Maybe you are on the verge of turning home. You have been pricked by a dull sensation (and you hate to call it conscience, or a hardened heart), and you realise with age and experience (maybe even starting a family of your own) that parenting is seriously confounding and challenging work. You realise that maybe your parents didn’t know better back then. Perhaps, you still hate them because you have found that you are repeating some of their mistakes, against every fibre of your more enlightened self – and finally, you start to empathise with them. We pray to God for the grace of forgiveness and repentance.
The elder son
Are we the older child in the family who has grown up feeling side-lined, or felt we experienced unfair treatment when compared with our siblings? Do we feel that we had harsher punishments or have more was expected just because “you are older”? This has invariably led to strained relationships with your parents or other siblings. Perhaps when you were younger and had less of a ‘voice’ you were unable to make these feelings known. Yet as you have grown older, you cannot help but be triggered with bitterness over history and have no way of being released from this unhappiness. We pray for the grace of empathy, forgiveness, and for joy to be free from resentment.
In this sense, we have all been estranged in one way or another, from the people we love the most (or should love the most). These are the relationships we first learn how to love and be loved from: our parents and siblings. And this why they are also the relationships that cause the first and greatest hurts that we ever experience in life.
There are no easy answers to resolve these longstanding wounds, but I am sure we all desire to be free from these difficult emotions. I truly believe the way forward for many of us is to break the ‘vicious cycles’ of familial and intergenerational wounds. We either work hard to heal from these, or we risk bringing these unconsciously into our future relationships and families. The first step is a great desire to heal, the further steps are a persevering willingness to keep on walking the path of healing no matter how challenging. Even if we don’t see immediate results. We are healing the past in order to build the future and a more beautiful legacy of love and freedom.
(Today’s OXYGEN by Debbie Loo)
Prayer: We are all on this journey to heal. We pray to God to grant us wisdom to see the truth, courage to respond to the call to change, and deep joy for the journey.
Thanksgiving: Thank you Lord for the gift of understanding and empathy.
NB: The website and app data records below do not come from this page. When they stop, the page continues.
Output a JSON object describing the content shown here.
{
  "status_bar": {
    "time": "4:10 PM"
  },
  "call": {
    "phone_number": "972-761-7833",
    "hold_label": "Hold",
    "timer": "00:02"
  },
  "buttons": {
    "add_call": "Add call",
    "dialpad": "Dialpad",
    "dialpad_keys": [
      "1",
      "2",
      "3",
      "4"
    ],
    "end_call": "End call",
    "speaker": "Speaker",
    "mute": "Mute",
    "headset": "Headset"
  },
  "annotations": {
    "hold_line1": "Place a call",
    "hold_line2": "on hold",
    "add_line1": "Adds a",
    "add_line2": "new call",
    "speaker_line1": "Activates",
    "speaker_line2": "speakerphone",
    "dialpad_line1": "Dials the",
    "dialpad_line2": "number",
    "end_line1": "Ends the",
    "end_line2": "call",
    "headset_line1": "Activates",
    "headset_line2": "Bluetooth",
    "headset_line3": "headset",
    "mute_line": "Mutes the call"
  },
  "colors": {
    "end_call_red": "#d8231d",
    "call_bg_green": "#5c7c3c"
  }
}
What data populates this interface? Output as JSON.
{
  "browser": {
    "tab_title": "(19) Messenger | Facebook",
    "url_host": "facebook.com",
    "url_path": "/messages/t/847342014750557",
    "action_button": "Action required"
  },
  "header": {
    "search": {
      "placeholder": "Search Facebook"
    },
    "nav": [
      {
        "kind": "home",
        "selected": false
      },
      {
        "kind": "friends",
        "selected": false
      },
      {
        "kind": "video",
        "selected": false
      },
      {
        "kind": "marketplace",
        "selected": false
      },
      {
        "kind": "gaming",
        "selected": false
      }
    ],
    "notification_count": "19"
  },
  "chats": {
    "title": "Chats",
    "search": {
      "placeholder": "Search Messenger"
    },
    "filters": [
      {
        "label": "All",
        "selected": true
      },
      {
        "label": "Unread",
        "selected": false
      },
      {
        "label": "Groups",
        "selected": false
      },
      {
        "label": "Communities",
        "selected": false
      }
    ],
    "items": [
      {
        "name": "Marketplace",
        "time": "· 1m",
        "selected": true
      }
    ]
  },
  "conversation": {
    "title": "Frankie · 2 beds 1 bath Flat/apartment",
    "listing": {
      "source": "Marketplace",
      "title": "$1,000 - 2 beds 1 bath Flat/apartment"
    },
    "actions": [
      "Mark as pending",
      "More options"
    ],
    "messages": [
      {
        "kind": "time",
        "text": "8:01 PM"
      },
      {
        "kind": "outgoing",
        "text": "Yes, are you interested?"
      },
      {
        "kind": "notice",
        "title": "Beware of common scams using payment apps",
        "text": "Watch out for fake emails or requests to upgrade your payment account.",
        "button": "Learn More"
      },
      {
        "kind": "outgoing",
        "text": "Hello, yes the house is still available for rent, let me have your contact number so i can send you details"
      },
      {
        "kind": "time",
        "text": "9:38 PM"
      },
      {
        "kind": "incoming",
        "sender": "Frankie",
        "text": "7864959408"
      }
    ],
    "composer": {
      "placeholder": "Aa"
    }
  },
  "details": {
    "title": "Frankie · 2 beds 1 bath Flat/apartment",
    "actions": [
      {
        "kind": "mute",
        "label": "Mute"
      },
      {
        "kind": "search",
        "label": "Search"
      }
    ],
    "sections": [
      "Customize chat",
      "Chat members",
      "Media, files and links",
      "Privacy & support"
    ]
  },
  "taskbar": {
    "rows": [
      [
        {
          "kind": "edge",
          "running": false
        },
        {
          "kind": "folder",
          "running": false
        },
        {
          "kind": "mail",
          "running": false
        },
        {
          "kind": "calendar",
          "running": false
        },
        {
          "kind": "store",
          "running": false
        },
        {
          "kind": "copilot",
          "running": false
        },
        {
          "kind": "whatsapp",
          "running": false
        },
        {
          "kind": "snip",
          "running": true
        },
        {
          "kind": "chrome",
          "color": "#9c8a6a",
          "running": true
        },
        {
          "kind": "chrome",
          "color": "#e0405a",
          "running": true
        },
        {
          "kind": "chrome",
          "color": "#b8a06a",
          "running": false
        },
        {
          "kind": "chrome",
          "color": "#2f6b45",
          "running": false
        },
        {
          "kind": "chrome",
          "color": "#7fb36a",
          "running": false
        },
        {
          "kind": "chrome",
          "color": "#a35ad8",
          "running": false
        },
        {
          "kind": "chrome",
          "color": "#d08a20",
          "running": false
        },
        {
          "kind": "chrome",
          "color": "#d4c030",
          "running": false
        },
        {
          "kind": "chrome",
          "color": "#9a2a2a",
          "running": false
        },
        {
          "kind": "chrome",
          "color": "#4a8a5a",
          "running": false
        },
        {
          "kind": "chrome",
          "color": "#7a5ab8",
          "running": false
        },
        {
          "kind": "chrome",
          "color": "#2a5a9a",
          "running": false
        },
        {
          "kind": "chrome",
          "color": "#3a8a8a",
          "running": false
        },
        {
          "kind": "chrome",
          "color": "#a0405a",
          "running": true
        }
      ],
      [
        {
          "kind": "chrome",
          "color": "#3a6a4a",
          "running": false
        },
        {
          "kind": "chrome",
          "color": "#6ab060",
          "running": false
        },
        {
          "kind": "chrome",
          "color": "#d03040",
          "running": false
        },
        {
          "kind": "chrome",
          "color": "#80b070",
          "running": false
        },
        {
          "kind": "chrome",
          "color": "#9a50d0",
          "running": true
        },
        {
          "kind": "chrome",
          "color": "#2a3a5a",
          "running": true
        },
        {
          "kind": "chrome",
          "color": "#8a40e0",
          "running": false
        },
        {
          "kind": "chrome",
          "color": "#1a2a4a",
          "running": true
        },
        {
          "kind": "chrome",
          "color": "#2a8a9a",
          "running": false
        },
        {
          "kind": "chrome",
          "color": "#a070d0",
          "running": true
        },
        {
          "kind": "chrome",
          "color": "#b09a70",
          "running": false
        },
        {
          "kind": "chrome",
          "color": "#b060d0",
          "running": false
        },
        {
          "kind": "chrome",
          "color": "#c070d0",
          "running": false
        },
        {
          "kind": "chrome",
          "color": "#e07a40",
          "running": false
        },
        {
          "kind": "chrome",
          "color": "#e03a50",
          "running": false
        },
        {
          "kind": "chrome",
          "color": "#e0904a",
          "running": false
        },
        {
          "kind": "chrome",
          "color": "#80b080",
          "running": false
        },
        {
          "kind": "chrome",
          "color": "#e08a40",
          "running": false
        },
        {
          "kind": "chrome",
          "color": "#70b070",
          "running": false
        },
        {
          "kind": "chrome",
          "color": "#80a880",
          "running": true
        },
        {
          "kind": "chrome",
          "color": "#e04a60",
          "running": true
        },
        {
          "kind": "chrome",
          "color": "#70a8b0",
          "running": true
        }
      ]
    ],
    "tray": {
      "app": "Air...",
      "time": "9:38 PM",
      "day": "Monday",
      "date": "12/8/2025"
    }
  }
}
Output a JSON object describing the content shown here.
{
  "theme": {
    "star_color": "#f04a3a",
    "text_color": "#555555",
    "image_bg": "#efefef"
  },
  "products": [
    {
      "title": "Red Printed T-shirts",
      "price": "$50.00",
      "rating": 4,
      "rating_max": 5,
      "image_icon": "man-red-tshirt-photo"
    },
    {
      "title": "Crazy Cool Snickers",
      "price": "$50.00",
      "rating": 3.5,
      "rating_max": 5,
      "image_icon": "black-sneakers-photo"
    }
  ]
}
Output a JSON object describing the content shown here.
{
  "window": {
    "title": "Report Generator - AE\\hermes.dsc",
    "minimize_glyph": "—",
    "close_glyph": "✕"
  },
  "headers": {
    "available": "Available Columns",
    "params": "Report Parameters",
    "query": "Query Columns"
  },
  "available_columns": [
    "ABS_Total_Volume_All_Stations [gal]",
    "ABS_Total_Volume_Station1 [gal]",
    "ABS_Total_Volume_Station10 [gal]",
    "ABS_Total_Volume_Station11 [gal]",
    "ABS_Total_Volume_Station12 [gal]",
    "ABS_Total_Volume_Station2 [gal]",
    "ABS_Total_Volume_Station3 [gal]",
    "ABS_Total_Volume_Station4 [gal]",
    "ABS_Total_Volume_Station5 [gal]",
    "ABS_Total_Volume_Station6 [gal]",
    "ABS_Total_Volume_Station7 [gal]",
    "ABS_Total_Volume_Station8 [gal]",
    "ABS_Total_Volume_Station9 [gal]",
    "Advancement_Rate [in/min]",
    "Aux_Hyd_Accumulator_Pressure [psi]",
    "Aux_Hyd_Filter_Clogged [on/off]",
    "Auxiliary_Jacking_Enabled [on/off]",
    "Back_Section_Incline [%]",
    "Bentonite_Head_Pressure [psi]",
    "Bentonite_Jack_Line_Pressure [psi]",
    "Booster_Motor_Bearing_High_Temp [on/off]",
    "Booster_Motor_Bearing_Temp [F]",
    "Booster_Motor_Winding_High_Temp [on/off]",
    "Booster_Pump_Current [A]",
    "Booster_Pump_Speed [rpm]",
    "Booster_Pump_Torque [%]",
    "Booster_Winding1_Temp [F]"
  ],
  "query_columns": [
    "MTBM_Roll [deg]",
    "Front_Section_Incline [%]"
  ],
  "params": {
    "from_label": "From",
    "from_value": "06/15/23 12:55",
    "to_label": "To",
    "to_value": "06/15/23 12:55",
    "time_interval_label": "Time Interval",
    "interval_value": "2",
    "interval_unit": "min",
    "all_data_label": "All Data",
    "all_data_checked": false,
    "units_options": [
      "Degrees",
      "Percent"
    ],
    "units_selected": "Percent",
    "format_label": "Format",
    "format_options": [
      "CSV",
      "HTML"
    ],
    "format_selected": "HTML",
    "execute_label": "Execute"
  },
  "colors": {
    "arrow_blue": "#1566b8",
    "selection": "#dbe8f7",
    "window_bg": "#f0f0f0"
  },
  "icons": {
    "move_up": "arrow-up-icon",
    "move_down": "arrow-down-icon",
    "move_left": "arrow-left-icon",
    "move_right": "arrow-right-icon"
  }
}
It helps me to see how our lives are intertwined, and so it is with love and pain. Thank you for being our God of endless redemption.